  1057. I do not doubt that. The reality is that he, in fact, has given more money.
  (Lord Macdonald of Tradeston) That is because we are finding out the true cost of running an efficient and expanding railway.

  1058. That is how you were able to "up" the dividends they were paid.
  (Lord Macdonald of Tradeston) It was a very marginal increase in their dividend. In presentational terms it was not something I would have done had I been in the chief executive's or the chairman's position.

  1059. You do not think they are very accountable.
  (Lord Macdonald of Tradeston) I think the declaration of dividend is something that they do in the light of what they hear from their shareholders and from the City generally. Some of those factors may go into the financial strength of the company on which it will borrow for the future. It may be that it is looking for that strength to try and expand and develop the railway.

  1060. They obviously do not know you have this sum of money tucked away in the ten year plan and they are going to be able to get their hands on it, do they?
  (Lord Macdonald of Tradeston) If they read the plan it should be very apparent to them.

  1061. Finally, my Lord, will you report back to us on the question of electric trains. Can we have a written note once you have seen this article. It would also be helpful if you could give us one or two up-to-date reports on how many of the rolling stock problems are going to be solved within the next six months. Do not worry, you are not going to escape without me asking something about aviation. You are foolish enough to come and I am foolish enough to ask you the question. There are a lot of people who will be very dismayed when they arrive at the stations this Christmas with a valid ticket (which in most cases is costing them a considerable amount more than it used to) and they discover that they are unable to get on a train because GNER has insisted that all the trains are booked in advance. As you know, in aviation it is quite common for companies to overbook and insist on people booking beforehand and many of the rail companies would like to move to that system. Would you make it quite clear to them that the passenger comes first and it is not for the convenience of the companies and would you also be prepared to ask them what they intend to do for those passengers who are left at Christmas on the stations unable to find a train to take them to their destinations.

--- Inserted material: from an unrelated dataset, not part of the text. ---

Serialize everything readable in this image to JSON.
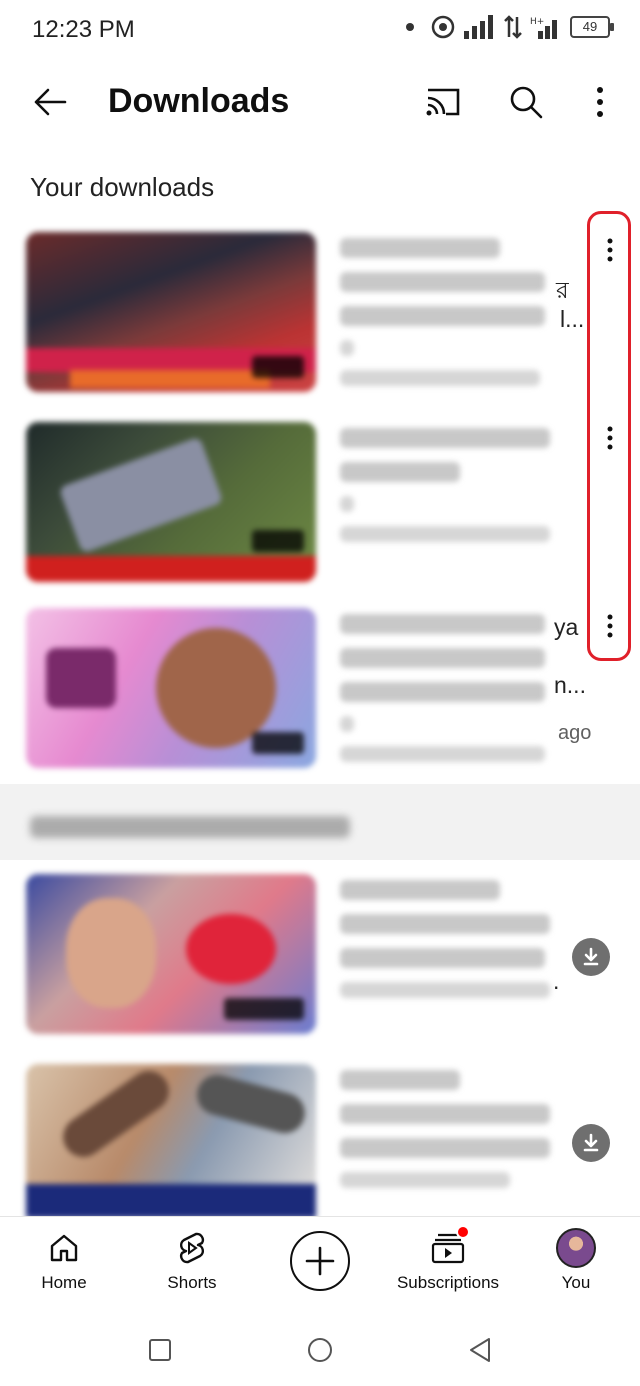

  (Lord Macdonald of Tradeston) I will certainly put that on the agenda of the next Rail Recovery Action Group meeting.

  1062. Will that be before Christmas or after Christmas?
  (Lord Macdonald of Tradeston) It will be this week.

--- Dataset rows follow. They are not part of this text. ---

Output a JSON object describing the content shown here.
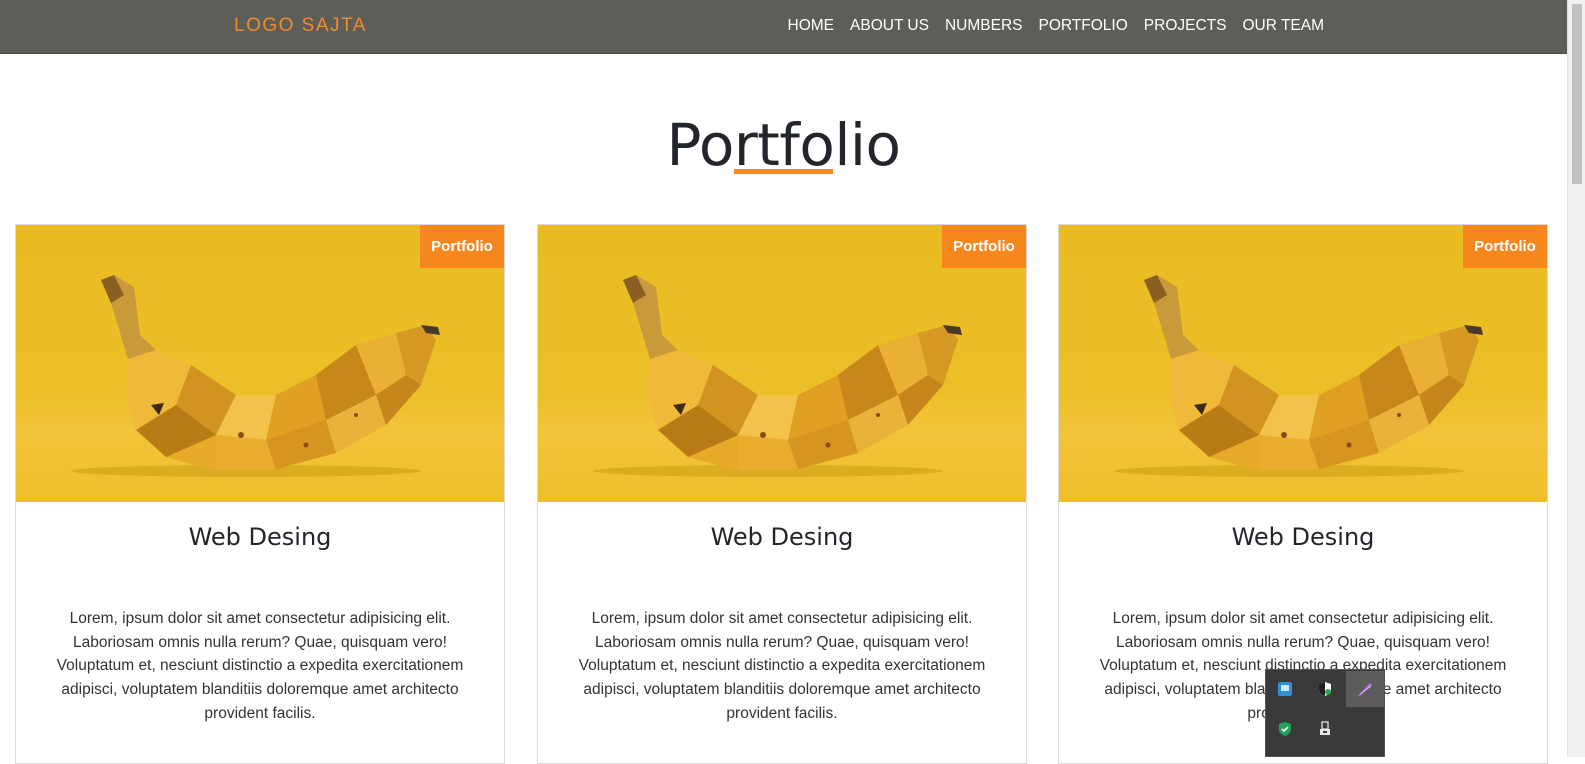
{
  "navbar": {
    "logo": "LOGO SAJTA",
    "links": [
      "HOME",
      "ABOUT US",
      "NUMBERS",
      "PORTFOLIO",
      "PROJECTS",
      "OUR TEAM"
    ]
  },
  "section": {
    "title": "Portfolio"
  },
  "cards": [
    {
      "badge": "Portfolio",
      "title": "Web Desing",
      "text": "Lorem, ipsum dolor sit amet consectetur adipisicing elit. Laboriosam omnis nulla rerum? Quae, quisquam vero! Voluptatum et, nesciunt distinctio a expedita exercitationem adipisci, voluptatem blanditiis doloremque amet architecto provident facilis."
    },
    {
      "badge": "Portfolio",
      "title": "Web Desing",
      "text": "Lorem, ipsum dolor sit amet consectetur adipisicing elit. Laboriosam omnis nulla rerum? Quae, quisquam vero! Voluptatum et, nesciunt distinctio a expedita exercitationem adipisci, voluptatem blanditiis doloremque amet architecto provident facilis."
    },
    {
      "badge": "Portfolio",
      "title": "Web Desing",
      "text": "Lorem, ipsum dolor sit amet consectetur adipisicing elit. Laboriosam omnis nulla rerum? Quae, quisquam vero! Voluptatum et, nesciunt distinctio a expedita exercitationem adipisci, voluptatem blanditiis doloremque amet architecto provident facilis."
    }
  ],
  "tray_icons": [
    "network-icon",
    "security-shield-icon",
    "pen-icon",
    "defender-check-icon",
    "usb-eject-icon"
  ],
  "colors": {
    "accent": "#f28a25",
    "navbar": "#5d5e5a",
    "card_image_bg": "#ecbf28"
  }
}
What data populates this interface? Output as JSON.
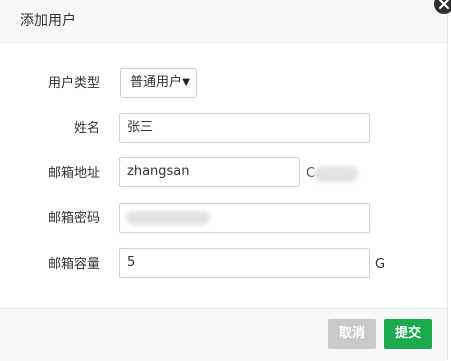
{
  "dialog": {
    "title": "添加用户",
    "fields": {
      "user_type": {
        "label": "用户类型",
        "value": "普通用户"
      },
      "name": {
        "label": "姓名",
        "value": "张三"
      },
      "email": {
        "label": "邮箱地址",
        "value": "zhangsan",
        "suffix": "C"
      },
      "password": {
        "label": "邮箱密码"
      },
      "quota": {
        "label": "邮箱容量",
        "value": "5",
        "unit": "G"
      }
    },
    "buttons": {
      "cancel": "取消",
      "submit": "提交"
    }
  },
  "colors": {
    "primary": "#1aa94c",
    "disabled": "#c9c9c9"
  },
  "icons": {
    "close": "close-icon",
    "dropdown": "caret-down-icon"
  }
}
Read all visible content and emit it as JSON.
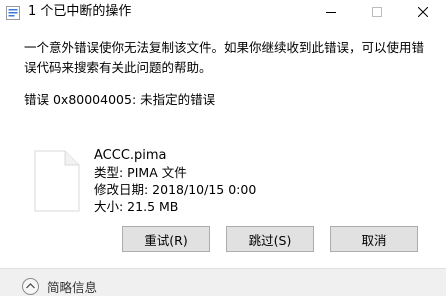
{
  "window": {
    "title": "1 个已中断的操作",
    "controls": {
      "minimize_icon": "minimize-icon",
      "maximize_icon": "maximize-icon",
      "close_icon": "close-icon"
    }
  },
  "dialog": {
    "message": "一个意外错误使你无法复制该文件。如果你继续收到此错误，可以使用错\n误代码来搜索有关此问题的帮助。",
    "error_code": "错误 0x80004005: 未指定的错误"
  },
  "file": {
    "icon": "blank-file-icon",
    "name": "ACCC.pima",
    "type": "类型: PIMA 文件",
    "modified": "修改日期: 2018/10/15 0:00",
    "size": "大小: 21.5 MB"
  },
  "buttons": {
    "retry": "重试(R)",
    "skip": "跳过(S)",
    "cancel": "取消"
  },
  "footer": {
    "details_label": "简略信息",
    "details_icon": "chevron-up-icon"
  },
  "colors": {
    "button_bg": "#e1e1e1",
    "button_border": "#adadad",
    "footer_bg": "#f0f0f0"
  }
}
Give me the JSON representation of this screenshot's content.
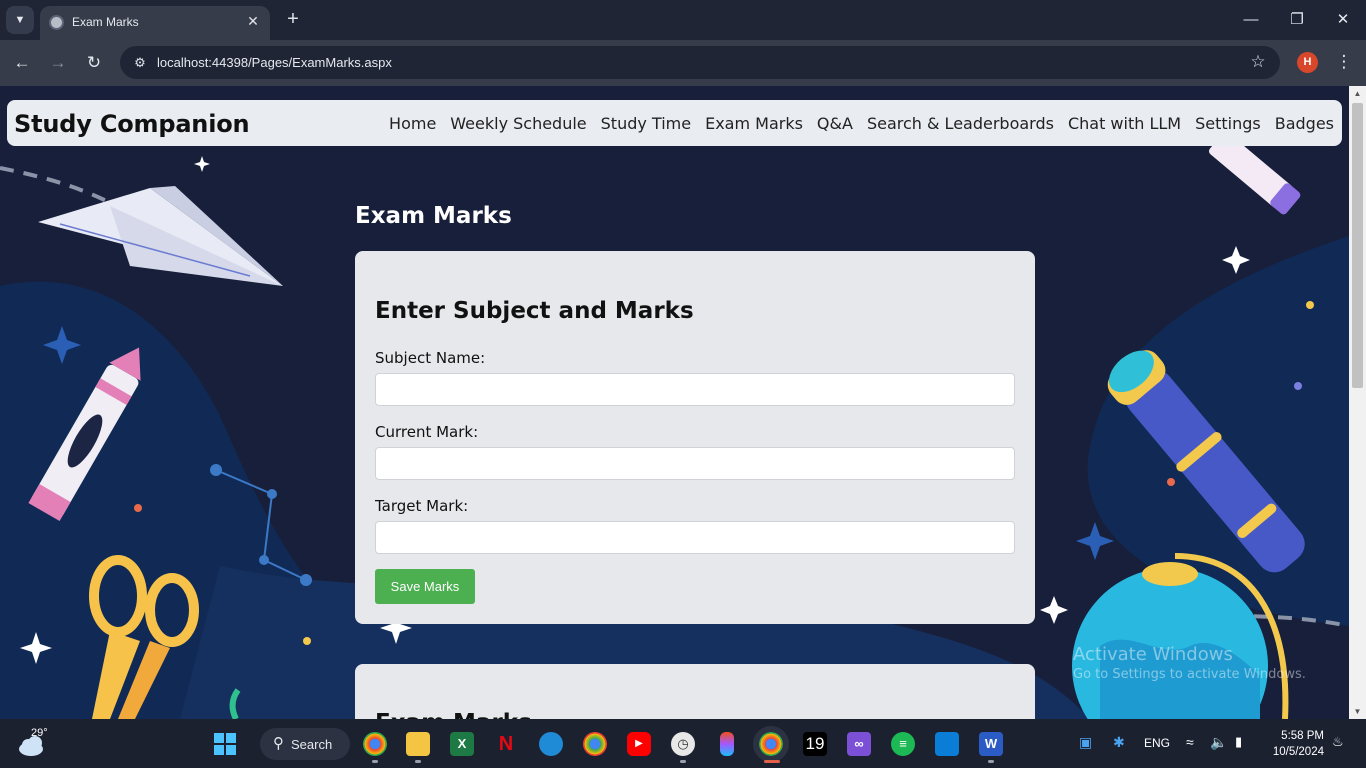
{
  "browser": {
    "tab_title": "Exam Marks",
    "url": "localhost:44398/Pages/ExamMarks.aspx",
    "profile_initial": "H"
  },
  "site": {
    "brand": "Study Companion",
    "nav": [
      "Home",
      "Weekly Schedule",
      "Study Time",
      "Exam Marks",
      "Q&A",
      "Search & Leaderboards",
      "Chat with LLM",
      "Settings",
      "Badges"
    ]
  },
  "page": {
    "heading": "Exam Marks",
    "form": {
      "title": "Enter Subject and Marks",
      "subject_label": "Subject Name:",
      "subject_value": "",
      "current_label": "Current Mark:",
      "current_value": "",
      "target_label": "Target Mark:",
      "target_value": "",
      "save_label": "Save Marks"
    },
    "second_card_title": "Exam Marks"
  },
  "watermark": {
    "line1": "Activate Windows",
    "line2": "Go to Settings to activate Windows."
  },
  "taskbar": {
    "temperature": "29°",
    "search_label": "Search",
    "calendar_day": "19",
    "language": "ENG",
    "time": "5:58 PM",
    "date": "10/5/2024"
  }
}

  1063. I am sure we will be delighted to hear the results. Of course you will tell us?
  (Lord Macdonald of Tradeston) I shall indeed.

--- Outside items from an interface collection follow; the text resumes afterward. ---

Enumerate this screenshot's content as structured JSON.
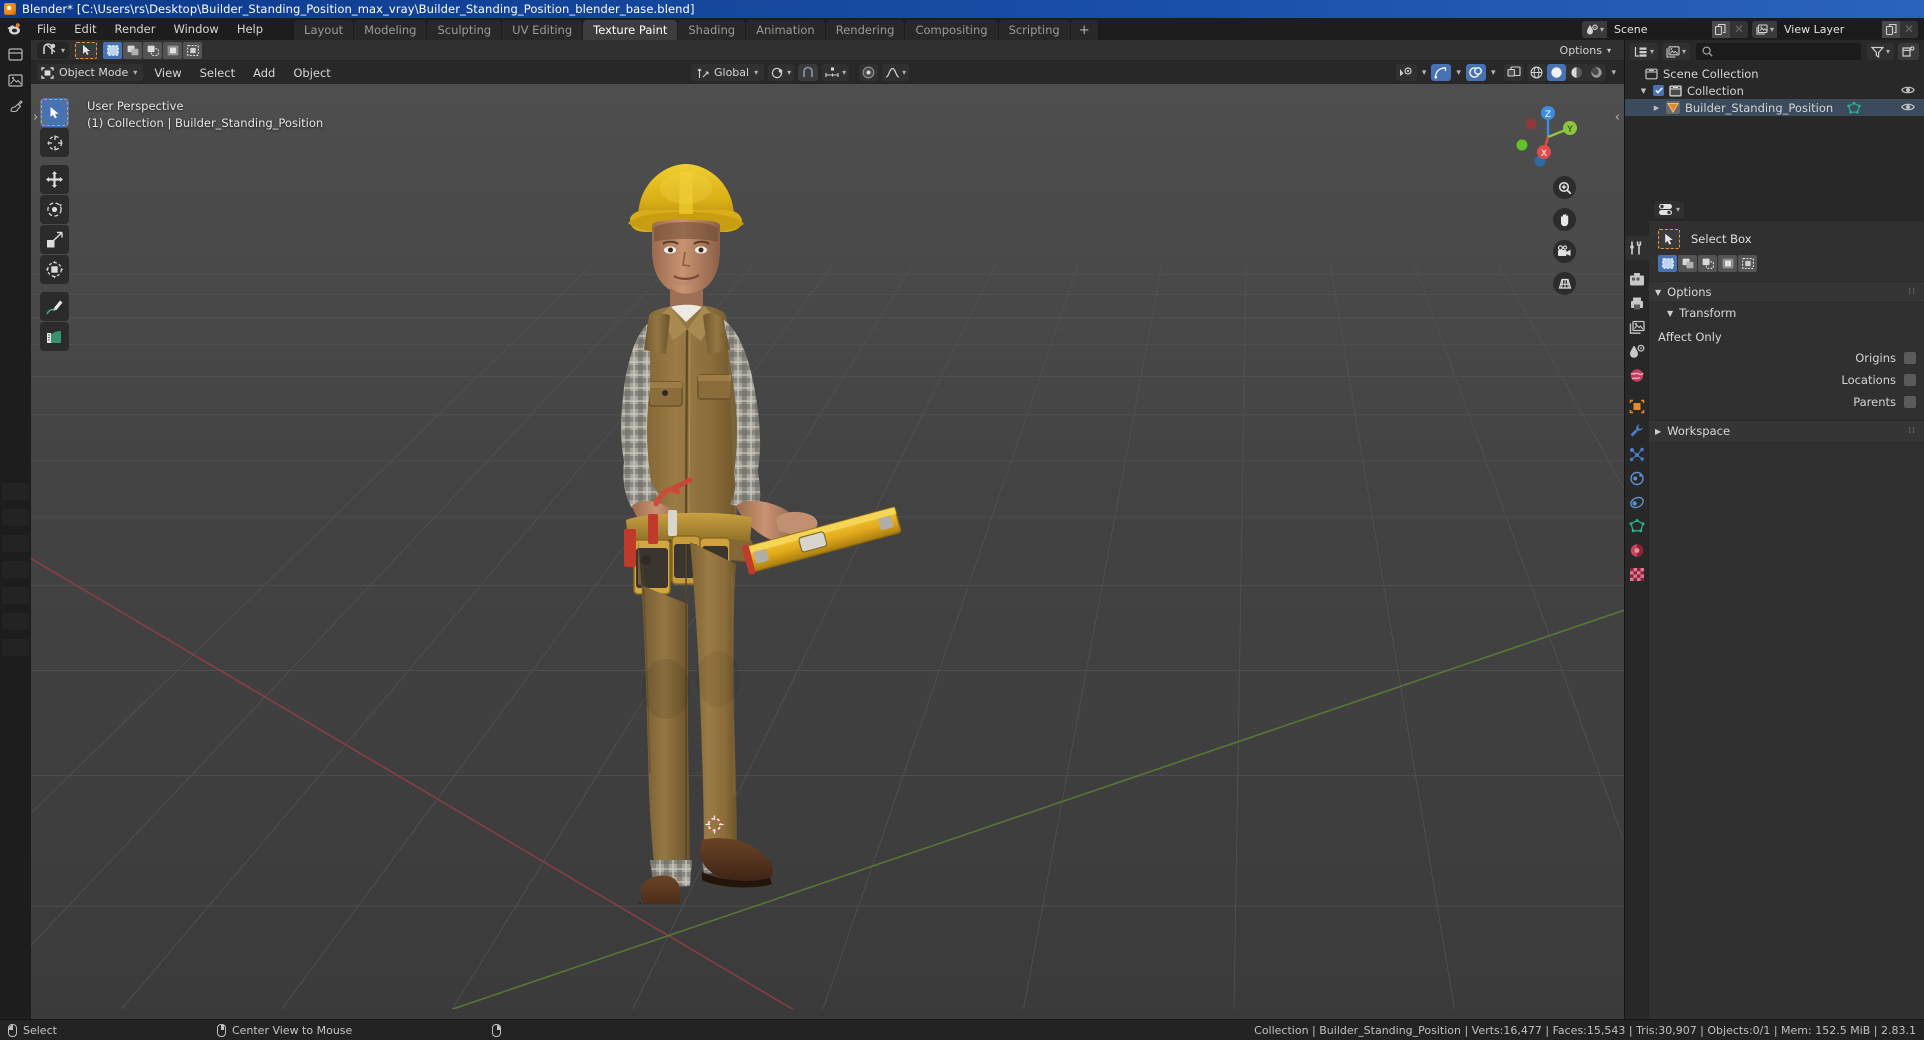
{
  "titlebar": {
    "text": "Blender* [C:\\Users\\rs\\Desktop\\Builder_Standing_Position_max_vray\\Builder_Standing_Position_blender_base.blend]",
    "icon": "blender-logo-icon"
  },
  "menus": [
    "File",
    "Edit",
    "Render",
    "Window",
    "Help"
  ],
  "workspace_tabs": [
    {
      "label": "Layout",
      "active": false
    },
    {
      "label": "Modeling",
      "active": false
    },
    {
      "label": "Sculpting",
      "active": false
    },
    {
      "label": "UV Editing",
      "active": false
    },
    {
      "label": "Texture Paint",
      "active": true
    },
    {
      "label": "Shading",
      "active": false
    },
    {
      "label": "Animation",
      "active": false
    },
    {
      "label": "Rendering",
      "active": false
    },
    {
      "label": "Compositing",
      "active": false
    },
    {
      "label": "Scripting",
      "active": false
    },
    {
      "label": "+",
      "active": false
    }
  ],
  "topbar_right": {
    "scene_name": "Scene",
    "view_layer_name": "View Layer",
    "scene_icon": "scene-data-icon",
    "view_layer_icon": "view-layer-icon",
    "new_icon": "new-copy-icon",
    "unlink_icon": "unlink-x-icon"
  },
  "tool_settings": {
    "active_tool_icon": "select-box-cursor-icon",
    "snap_icon": "snap-magnet-icon",
    "select_modes": [
      "set",
      "extend",
      "subtract",
      "invert",
      "intersect"
    ],
    "active_select_mode": 0,
    "options_label": "Options"
  },
  "viewport_header": {
    "mode": "Object Mode",
    "mode_icon": "object-mode-icon",
    "menus": [
      "View",
      "Select",
      "Add",
      "Object"
    ],
    "transform_orientation": "Global",
    "transform_icon": "transform-orientation-icon",
    "pivot_icon": "pivot-point-icon",
    "snap_magnet_icon": "magnet-icon",
    "snap_to_icon": "snap-increment-icon",
    "proportional_icon": "proportional-edit-icon",
    "falloff_icon": "falloff-curve-icon",
    "visibility_icon": "object-types-visibility-icon",
    "gizmo_icon": "gizmo-icon",
    "overlays_icon": "overlays-icon",
    "xray_icon": "xray-toggle-icon",
    "shading_modes": [
      "wireframe",
      "solid",
      "material-preview",
      "rendered"
    ],
    "active_shading": 1
  },
  "viewport": {
    "perspective_label": "User Perspective",
    "scene_label": "(1) Collection | Builder_Standing_Position",
    "gizmo_axes": [
      {
        "name": "Z",
        "color": "#3d8ce0",
        "label": "Z"
      },
      {
        "name": "Y",
        "color": "#8cc63e",
        "label": "Y"
      },
      {
        "name": "X",
        "color": "#e04a4a",
        "label": "X"
      }
    ],
    "nav_buttons": [
      "zoom-icon",
      "pan-hand-icon",
      "camera-view-icon",
      "toggle-perspective-icon"
    ],
    "tools": [
      {
        "name": "tweak-select-box",
        "active": true
      },
      {
        "name": "cursor-tool",
        "active": false
      },
      {
        "name": "move-tool",
        "active": false
      },
      {
        "name": "rotate-tool",
        "active": false
      },
      {
        "name": "scale-tool",
        "active": false
      },
      {
        "name": "transform-tool",
        "active": false
      },
      {
        "name": "annotate-tool",
        "active": false
      },
      {
        "name": "measure-tool",
        "active": false
      }
    ]
  },
  "outliner": {
    "display_mode_icon": "outliner-display-mode-icon",
    "filter_id_icon": "outliner-id-type-icon",
    "search_placeholder": "",
    "search_icon": "search-icon",
    "filter_icon": "filter-funnel-icon",
    "new_collection_icon": "new-collection-icon",
    "rows": [
      {
        "label": "Scene Collection",
        "icon": "collection-icon",
        "indent": 0,
        "selected": false,
        "has_eye": false,
        "has_check": false,
        "disclosure": ""
      },
      {
        "label": "Collection",
        "icon": "collection-icon",
        "indent": 1,
        "selected": false,
        "has_eye": true,
        "has_check": true,
        "disclosure": "down"
      },
      {
        "label": "Builder_Standing_Position",
        "icon": "mesh-object-icon",
        "indent": 2,
        "selected": true,
        "has_eye": true,
        "has_check": false,
        "disclosure": "right",
        "data_icon": "mesh-data-icon"
      }
    ]
  },
  "properties": {
    "tab_icons": [
      "tool-icon",
      "render-icon",
      "output-icon",
      "view-layer-icon",
      "scene-icon",
      "world-icon",
      "object-icon",
      "modifier-wrench-icon",
      "particles-icon",
      "physics-icon",
      "object-constraints-icon",
      "object-data-icon",
      "material-icon",
      "texture-icon"
    ],
    "active_tab": 0,
    "editor_type_icon": "properties-editor-icon",
    "tool_name": "Select Box",
    "tool_icon": "select-box-cursor-icon",
    "select_modes": [
      "set",
      "extend",
      "subtract",
      "invert",
      "intersect"
    ],
    "active_select_mode": 0,
    "panels": [
      {
        "title": "Options",
        "open": true,
        "level": 0
      },
      {
        "title": "Transform",
        "open": true,
        "level": 1
      }
    ],
    "affect_only_label": "Affect Only",
    "checkboxes": [
      {
        "label": "Origins",
        "checked": false
      },
      {
        "label": "Locations",
        "checked": false
      },
      {
        "label": "Parents",
        "checked": false
      }
    ],
    "workspace_panel": {
      "title": "Workspace",
      "open": false
    }
  },
  "statusbar": {
    "keymap": [
      {
        "icon": "mouse-left-icon",
        "label": "Select"
      },
      {
        "icon": "mouse-middle-icon",
        "label": "Center View to Mouse"
      },
      {
        "icon": "mouse-right-icon",
        "label": ""
      }
    ],
    "stats": "Collection | Builder_Standing_Position | Verts:16,477 | Faces:15,543 | Tris:30,907 | Objects:0/1 | Mem: 152.5 MiB | 2.83.1"
  },
  "colors": {
    "accent_blue": "#4772b3",
    "accent_orange": "#e8973f",
    "axis_x": "#e04a4a",
    "axis_y": "#8cc63e",
    "axis_z": "#3d8ce0",
    "titlebar": "#1a4fa8",
    "panel_bg": "#303030",
    "header_bg": "#282828"
  }
}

  1064. Could I say one thing to you in passing. This Committee is very concerned about not just the future of transport in this country but that the passengers should receive the highest, the most comfortable, and the safest form of transport. We believe this is a Government that is investing for the first time for many, many, many years in a way that will make that possible, but it is absolutely vital to us to know that there are not people benefiting from the public purse without performing their duties responsibly, sanely and, in the ultimate, to the comfort of their passengers. May I ask you to keep that very much in mind not only when you come to see us but when you go to one of these many working groups. Finally could you tell us why the aviation consultation document was given to everybody except the Transport Committee?
  (Lord Macdonald of Tradeston) Madam Chairman, I think it is being published today and I hope it is on its way to you.

  1065. Perhaps, my Lord, you would enter every member of this Committee as a member of the press and then we can ensure we get copies of documents coming from your Department in the future.
  (Lord Macdonald of Tradeston) I shall certainly take that on board, Madam Chairman.

  Chairman: How kind. Thank you very much for coming.





 
previous page contents

House of Commons home page Parliament home page House of Lords home page search page enquiries index

© Parliamentary copyright 2001
Prepared 27 April 2001